TASK TO CARRY OUT
All lines from the one containing "Transcribe this image's" through the final line of the records below should be reproduced exactly, with the pictures left out.

Excerpts from a dataset:
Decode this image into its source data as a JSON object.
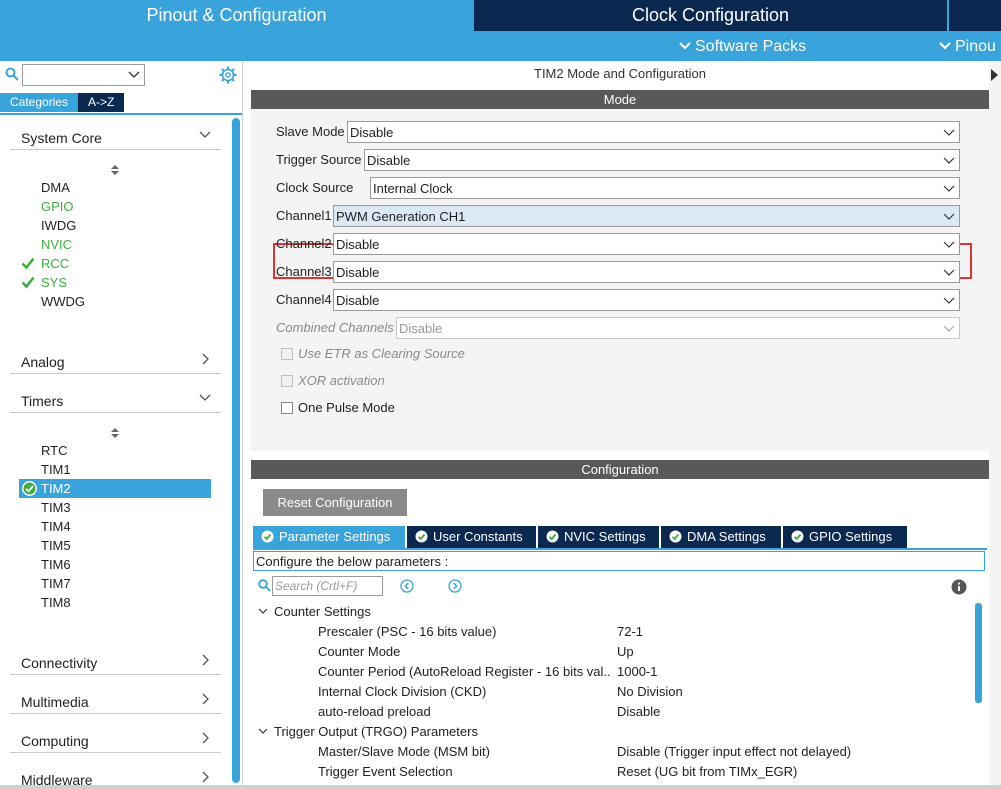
{
  "top_tabs": {
    "pinout": "Pinout & Configuration",
    "clock": "Clock Configuration",
    "software_packs": "Software Packs",
    "pinout_view": "Pinou"
  },
  "left": {
    "search_value": "",
    "category_tabs": [
      "Categories",
      "A->Z"
    ],
    "groups": {
      "system_core": "System Core",
      "analog": "Analog",
      "timers": "Timers",
      "connectivity": "Connectivity",
      "multimedia": "Multimedia",
      "computing": "Computing",
      "middleware": "Middleware"
    },
    "system_core_items": [
      {
        "label": "DMA",
        "status": "normal"
      },
      {
        "label": "GPIO",
        "status": "green"
      },
      {
        "label": "IWDG",
        "status": "normal"
      },
      {
        "label": "NVIC",
        "status": "green"
      },
      {
        "label": "RCC",
        "status": "checked"
      },
      {
        "label": "SYS",
        "status": "checked"
      },
      {
        "label": "WWDG",
        "status": "normal"
      }
    ],
    "timer_items": [
      {
        "label": "RTC",
        "status": "normal"
      },
      {
        "label": "TIM1",
        "status": "normal"
      },
      {
        "label": "TIM2",
        "status": "selected"
      },
      {
        "label": "TIM3",
        "status": "normal"
      },
      {
        "label": "TIM4",
        "status": "normal"
      },
      {
        "label": "TIM5",
        "status": "normal"
      },
      {
        "label": "TIM6",
        "status": "normal"
      },
      {
        "label": "TIM7",
        "status": "normal"
      },
      {
        "label": "TIM8",
        "status": "normal"
      }
    ]
  },
  "right": {
    "title": "TIM2 Mode and Configuration",
    "mode_header": "Mode",
    "mode_fields": [
      {
        "label": "Slave Mode",
        "value": "Disable"
      },
      {
        "label": "Trigger Source",
        "value": "Disable"
      },
      {
        "label": "Clock Source",
        "value": "Internal Clock"
      },
      {
        "label": "Channel1",
        "value": "PWM Generation CH1"
      },
      {
        "label": "Channel2",
        "value": "Disable"
      },
      {
        "label": "Channel3",
        "value": "Disable"
      },
      {
        "label": "Channel4",
        "value": "Disable"
      },
      {
        "label": "Combined Channels",
        "value": "Disable"
      }
    ],
    "checkboxes": [
      {
        "label": "Use ETR as Clearing Source",
        "enabled": false,
        "checked": false
      },
      {
        "label": "XOR activation",
        "enabled": false,
        "checked": false
      },
      {
        "label": "One Pulse Mode",
        "enabled": true,
        "checked": false
      }
    ],
    "config_header": "Configuration",
    "reset_button": "Reset Configuration",
    "config_tabs": [
      "Parameter Settings",
      "User Constants",
      "NVIC Settings",
      "DMA Settings",
      "GPIO Settings"
    ],
    "configure_text": "Configure the below parameters :",
    "search_placeholder": "Search (Crtl+F)",
    "param_groups": {
      "counter": "Counter Settings",
      "trgo": "Trigger Output (TRGO) Parameters"
    },
    "params": [
      {
        "name": "Prescaler (PSC - 16 bits value)",
        "value": "72-1"
      },
      {
        "name": "Counter Mode",
        "value": "Up"
      },
      {
        "name": "Counter Period (AutoReload Register - 16 bits val...",
        "value": "1000-1"
      },
      {
        "name": "Internal Clock Division (CKD)",
        "value": "No Division"
      },
      {
        "name": "auto-reload preload",
        "value": "Disable"
      },
      {
        "name": "Master/Slave Mode (MSM bit)",
        "value": "Disable (Trigger input effect not delayed)"
      },
      {
        "name": "Trigger Event Selection",
        "value": "Reset (UG bit from TIMx_EGR)"
      }
    ]
  },
  "colors": {
    "accent_blue": "#39a3db",
    "dark_navy": "#0a2850",
    "section_gray": "#595959",
    "status_green": "#3caf3c",
    "highlight_red": "#e03232"
  }
}
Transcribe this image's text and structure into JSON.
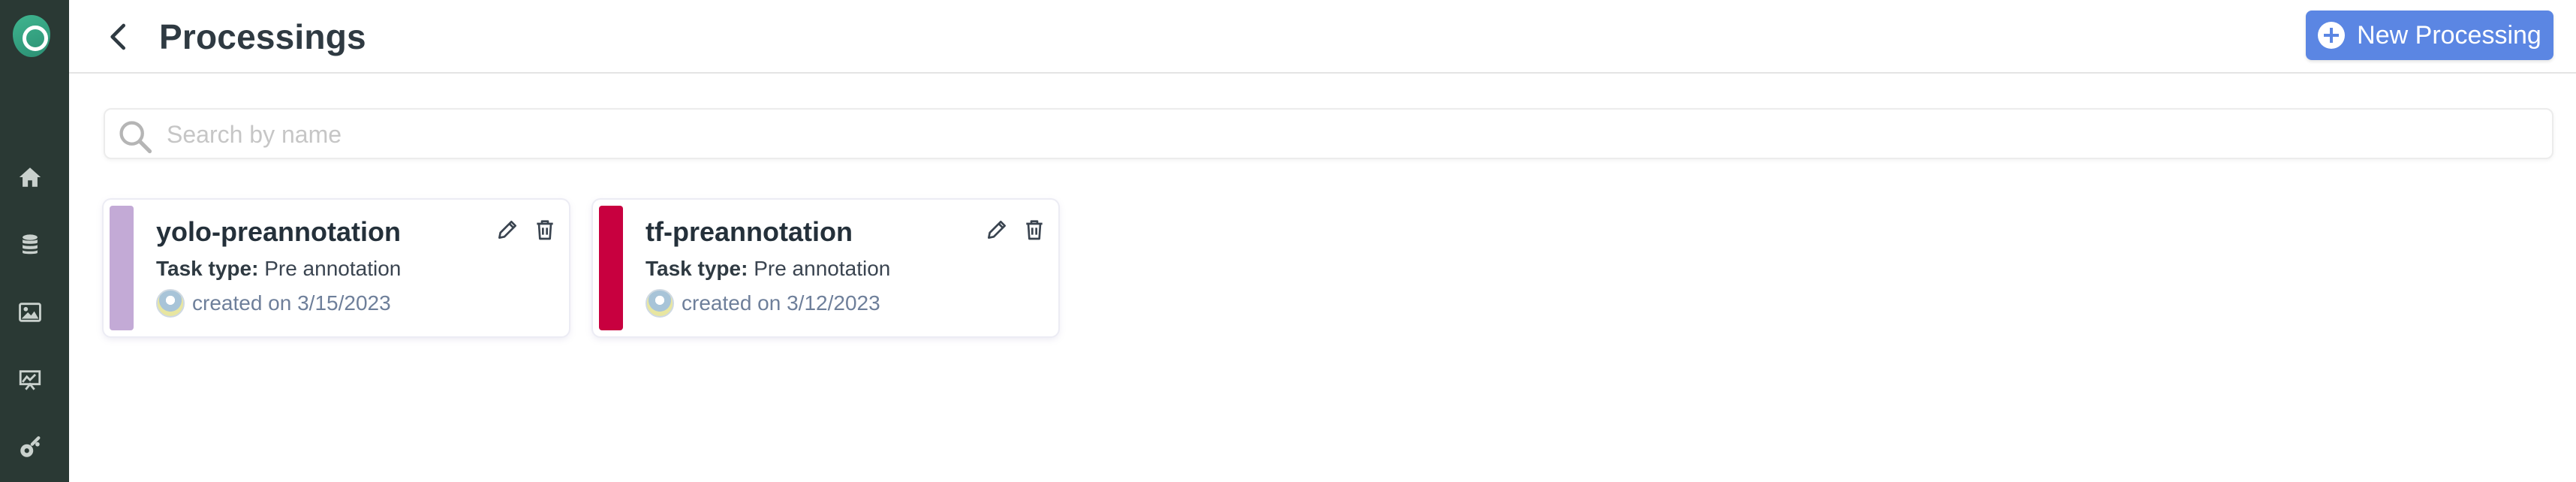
{
  "header": {
    "title": "Processings",
    "new_button_label": "New Processing"
  },
  "search": {
    "placeholder": "Search by name",
    "value": ""
  },
  "sidebar": {
    "items": [
      {
        "icon": "home-icon"
      },
      {
        "icon": "database-icon"
      },
      {
        "icon": "image-icon"
      },
      {
        "icon": "chart-icon"
      },
      {
        "icon": "processing-icon"
      }
    ]
  },
  "cards": [
    {
      "name": "yolo-preannotation",
      "task_type_label": "Task type:",
      "task_type": "Pre annotation",
      "created": "created on 3/15/2023",
      "color": "#c3aad6"
    },
    {
      "name": "tf-preannotation",
      "task_type_label": "Task type:",
      "task_type": "Pre annotation",
      "created": "created on 3/12/2023",
      "color": "#c8003f"
    }
  ],
  "colors": {
    "accent": "#5b86e3",
    "sidebar": "#2a3934"
  }
}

YOUR RESPONSE
Transcribe this image's text and structure into JSON.
{
  "header": {
    "title": "Processings",
    "new_button_label": "New Processing"
  },
  "search": {
    "placeholder": "Search by name",
    "value": ""
  },
  "sidebar": {
    "items": [
      {
        "icon": "home-icon"
      },
      {
        "icon": "database-icon"
      },
      {
        "icon": "image-icon"
      },
      {
        "icon": "chart-icon"
      },
      {
        "icon": "processing-icon"
      }
    ]
  },
  "cards": [
    {
      "name": "yolo-preannotation",
      "task_type_label": "Task type:",
      "task_type": "Pre annotation",
      "created": "created on 3/15/2023",
      "color": "#c3aad6"
    },
    {
      "name": "tf-preannotation",
      "task_type_label": "Task type:",
      "task_type": "Pre annotation",
      "created": "created on 3/12/2023",
      "color": "#c8003f"
    }
  ],
  "colors": {
    "accent": "#5b86e3",
    "sidebar": "#2a3934"
  }
}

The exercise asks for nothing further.